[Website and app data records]
━━━━━━━━━━━━━━━━━━━━━━━━━━━━━━

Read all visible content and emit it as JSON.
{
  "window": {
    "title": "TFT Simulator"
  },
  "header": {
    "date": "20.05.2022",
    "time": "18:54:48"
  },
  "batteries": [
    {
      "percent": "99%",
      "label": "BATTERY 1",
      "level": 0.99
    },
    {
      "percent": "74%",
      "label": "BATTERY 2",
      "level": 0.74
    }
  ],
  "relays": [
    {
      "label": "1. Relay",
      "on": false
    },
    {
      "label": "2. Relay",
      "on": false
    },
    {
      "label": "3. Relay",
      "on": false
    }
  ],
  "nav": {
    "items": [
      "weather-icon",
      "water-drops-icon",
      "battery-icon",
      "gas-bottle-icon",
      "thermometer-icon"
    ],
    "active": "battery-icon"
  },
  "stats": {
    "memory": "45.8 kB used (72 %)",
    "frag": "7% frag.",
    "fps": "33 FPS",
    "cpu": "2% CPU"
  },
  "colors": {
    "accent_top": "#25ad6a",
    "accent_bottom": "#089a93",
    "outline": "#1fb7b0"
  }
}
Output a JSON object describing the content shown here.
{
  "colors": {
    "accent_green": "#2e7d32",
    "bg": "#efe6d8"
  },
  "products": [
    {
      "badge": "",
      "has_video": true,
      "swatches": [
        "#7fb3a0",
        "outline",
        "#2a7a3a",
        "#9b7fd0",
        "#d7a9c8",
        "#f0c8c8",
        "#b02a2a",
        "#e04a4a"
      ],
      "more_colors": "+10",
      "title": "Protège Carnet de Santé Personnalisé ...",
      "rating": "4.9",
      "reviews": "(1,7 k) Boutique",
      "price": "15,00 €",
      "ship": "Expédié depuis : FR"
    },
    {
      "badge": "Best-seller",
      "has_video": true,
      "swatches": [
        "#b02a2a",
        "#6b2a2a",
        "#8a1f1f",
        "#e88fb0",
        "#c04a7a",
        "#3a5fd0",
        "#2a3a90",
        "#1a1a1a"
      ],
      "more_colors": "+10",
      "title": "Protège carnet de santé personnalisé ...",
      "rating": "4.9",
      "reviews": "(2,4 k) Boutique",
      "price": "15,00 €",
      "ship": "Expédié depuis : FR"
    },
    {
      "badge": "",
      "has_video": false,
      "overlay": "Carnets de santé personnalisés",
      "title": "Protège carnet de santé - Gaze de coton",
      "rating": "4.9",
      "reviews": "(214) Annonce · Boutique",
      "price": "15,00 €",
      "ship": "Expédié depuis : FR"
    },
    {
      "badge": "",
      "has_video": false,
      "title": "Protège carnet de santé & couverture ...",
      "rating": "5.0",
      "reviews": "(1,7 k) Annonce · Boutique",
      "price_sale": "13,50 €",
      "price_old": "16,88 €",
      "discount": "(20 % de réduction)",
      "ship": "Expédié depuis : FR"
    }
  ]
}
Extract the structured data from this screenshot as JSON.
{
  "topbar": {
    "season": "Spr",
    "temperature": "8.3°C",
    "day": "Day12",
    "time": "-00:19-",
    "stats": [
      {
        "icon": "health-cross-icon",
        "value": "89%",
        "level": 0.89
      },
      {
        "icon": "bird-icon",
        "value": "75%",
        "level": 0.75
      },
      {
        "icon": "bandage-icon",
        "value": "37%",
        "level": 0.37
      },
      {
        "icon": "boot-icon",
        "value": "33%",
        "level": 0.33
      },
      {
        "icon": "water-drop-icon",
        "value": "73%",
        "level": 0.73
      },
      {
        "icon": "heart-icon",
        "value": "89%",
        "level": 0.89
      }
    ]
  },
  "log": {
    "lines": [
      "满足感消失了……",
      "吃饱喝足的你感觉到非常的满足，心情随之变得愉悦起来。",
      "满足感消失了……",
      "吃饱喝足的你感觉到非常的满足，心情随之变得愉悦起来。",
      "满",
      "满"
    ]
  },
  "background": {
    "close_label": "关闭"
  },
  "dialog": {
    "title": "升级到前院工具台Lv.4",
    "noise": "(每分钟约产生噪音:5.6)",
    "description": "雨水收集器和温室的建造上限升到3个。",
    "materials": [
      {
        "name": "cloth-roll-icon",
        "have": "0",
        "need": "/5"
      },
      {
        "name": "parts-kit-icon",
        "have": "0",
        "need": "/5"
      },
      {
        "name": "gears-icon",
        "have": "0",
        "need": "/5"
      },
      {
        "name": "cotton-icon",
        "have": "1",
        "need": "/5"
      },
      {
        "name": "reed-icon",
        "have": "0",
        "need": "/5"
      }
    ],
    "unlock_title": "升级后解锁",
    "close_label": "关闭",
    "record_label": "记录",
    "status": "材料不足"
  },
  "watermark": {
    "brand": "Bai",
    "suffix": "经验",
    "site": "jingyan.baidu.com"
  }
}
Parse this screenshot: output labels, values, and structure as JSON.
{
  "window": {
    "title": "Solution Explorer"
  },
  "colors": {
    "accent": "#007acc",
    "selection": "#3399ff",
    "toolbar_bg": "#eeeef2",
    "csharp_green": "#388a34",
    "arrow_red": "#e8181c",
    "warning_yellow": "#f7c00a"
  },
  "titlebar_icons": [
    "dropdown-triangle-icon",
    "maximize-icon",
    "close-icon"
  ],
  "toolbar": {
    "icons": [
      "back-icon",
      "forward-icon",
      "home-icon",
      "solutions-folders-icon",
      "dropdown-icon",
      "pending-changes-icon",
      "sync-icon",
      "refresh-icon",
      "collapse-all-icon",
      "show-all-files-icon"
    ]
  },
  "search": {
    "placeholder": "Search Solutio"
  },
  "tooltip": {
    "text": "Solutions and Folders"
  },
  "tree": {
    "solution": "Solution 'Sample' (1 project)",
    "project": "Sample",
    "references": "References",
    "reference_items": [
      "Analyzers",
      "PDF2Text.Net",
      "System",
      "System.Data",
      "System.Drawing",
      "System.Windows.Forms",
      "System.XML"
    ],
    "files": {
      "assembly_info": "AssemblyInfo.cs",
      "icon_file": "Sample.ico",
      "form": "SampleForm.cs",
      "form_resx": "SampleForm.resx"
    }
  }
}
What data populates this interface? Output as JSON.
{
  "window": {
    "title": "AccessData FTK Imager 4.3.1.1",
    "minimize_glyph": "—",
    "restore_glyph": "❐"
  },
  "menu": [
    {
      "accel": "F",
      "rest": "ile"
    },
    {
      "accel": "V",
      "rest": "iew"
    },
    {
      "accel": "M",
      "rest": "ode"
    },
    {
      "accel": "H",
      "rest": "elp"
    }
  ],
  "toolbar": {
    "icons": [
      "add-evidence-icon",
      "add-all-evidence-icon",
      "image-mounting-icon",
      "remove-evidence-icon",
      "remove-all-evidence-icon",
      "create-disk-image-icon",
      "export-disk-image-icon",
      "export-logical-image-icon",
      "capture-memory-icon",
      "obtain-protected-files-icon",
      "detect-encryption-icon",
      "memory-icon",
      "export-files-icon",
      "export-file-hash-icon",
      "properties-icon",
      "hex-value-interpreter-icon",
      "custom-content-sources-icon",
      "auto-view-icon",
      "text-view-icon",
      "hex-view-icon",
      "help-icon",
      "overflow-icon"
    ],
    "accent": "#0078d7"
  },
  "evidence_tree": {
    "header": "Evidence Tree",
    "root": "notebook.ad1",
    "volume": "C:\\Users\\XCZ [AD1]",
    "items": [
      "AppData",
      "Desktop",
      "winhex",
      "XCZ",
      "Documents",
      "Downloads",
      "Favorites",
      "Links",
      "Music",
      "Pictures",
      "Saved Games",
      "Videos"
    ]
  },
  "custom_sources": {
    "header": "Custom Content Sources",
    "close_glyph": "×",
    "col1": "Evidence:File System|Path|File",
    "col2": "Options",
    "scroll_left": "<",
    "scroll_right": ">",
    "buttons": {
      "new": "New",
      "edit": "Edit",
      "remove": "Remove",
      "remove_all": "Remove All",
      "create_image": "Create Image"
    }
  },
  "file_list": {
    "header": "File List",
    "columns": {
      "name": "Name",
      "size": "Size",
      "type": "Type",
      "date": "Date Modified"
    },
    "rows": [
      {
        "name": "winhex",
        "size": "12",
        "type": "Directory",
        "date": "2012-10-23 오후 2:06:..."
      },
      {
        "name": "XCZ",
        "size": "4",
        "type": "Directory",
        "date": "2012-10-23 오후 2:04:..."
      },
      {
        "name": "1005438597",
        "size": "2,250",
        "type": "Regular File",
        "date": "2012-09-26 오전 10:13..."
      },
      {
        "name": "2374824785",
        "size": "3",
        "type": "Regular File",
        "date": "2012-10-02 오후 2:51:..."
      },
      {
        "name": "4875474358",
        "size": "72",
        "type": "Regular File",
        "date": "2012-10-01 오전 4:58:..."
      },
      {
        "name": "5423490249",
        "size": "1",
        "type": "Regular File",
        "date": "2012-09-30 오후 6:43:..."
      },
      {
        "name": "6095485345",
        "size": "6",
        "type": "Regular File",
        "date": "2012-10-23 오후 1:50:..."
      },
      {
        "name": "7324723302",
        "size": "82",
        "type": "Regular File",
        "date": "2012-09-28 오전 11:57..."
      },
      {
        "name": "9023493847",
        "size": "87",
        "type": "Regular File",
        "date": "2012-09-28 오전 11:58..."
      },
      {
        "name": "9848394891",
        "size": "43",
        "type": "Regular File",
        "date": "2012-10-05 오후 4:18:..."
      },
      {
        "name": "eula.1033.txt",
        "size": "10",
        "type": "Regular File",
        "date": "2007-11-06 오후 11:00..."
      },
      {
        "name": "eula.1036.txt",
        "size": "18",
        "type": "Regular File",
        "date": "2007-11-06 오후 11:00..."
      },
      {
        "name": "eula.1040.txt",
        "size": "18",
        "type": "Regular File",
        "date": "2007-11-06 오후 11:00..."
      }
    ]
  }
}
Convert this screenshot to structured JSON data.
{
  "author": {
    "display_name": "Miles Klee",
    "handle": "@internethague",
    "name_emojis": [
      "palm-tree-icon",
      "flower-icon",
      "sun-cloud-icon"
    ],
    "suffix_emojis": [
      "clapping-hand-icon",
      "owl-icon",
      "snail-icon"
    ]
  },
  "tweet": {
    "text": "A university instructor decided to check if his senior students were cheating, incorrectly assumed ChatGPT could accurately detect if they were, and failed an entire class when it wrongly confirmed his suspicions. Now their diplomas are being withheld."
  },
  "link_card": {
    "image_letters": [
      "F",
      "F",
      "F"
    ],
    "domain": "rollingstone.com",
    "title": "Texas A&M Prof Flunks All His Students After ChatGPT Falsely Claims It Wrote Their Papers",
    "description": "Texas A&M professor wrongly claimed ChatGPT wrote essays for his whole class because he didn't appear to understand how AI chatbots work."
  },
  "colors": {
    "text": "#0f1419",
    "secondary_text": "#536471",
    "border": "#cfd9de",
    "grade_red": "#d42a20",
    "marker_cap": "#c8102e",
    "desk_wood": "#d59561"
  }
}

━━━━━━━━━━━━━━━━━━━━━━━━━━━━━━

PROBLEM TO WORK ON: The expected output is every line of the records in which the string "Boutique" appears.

ANSWER BELOW:
      "reviews": "(1,7 k) Boutique",
      "reviews": "(2,4 k) Boutique",
      "reviews": "(214) Annonce · Boutique",
      "reviews": "(1,7 k) Annonce · Boutique",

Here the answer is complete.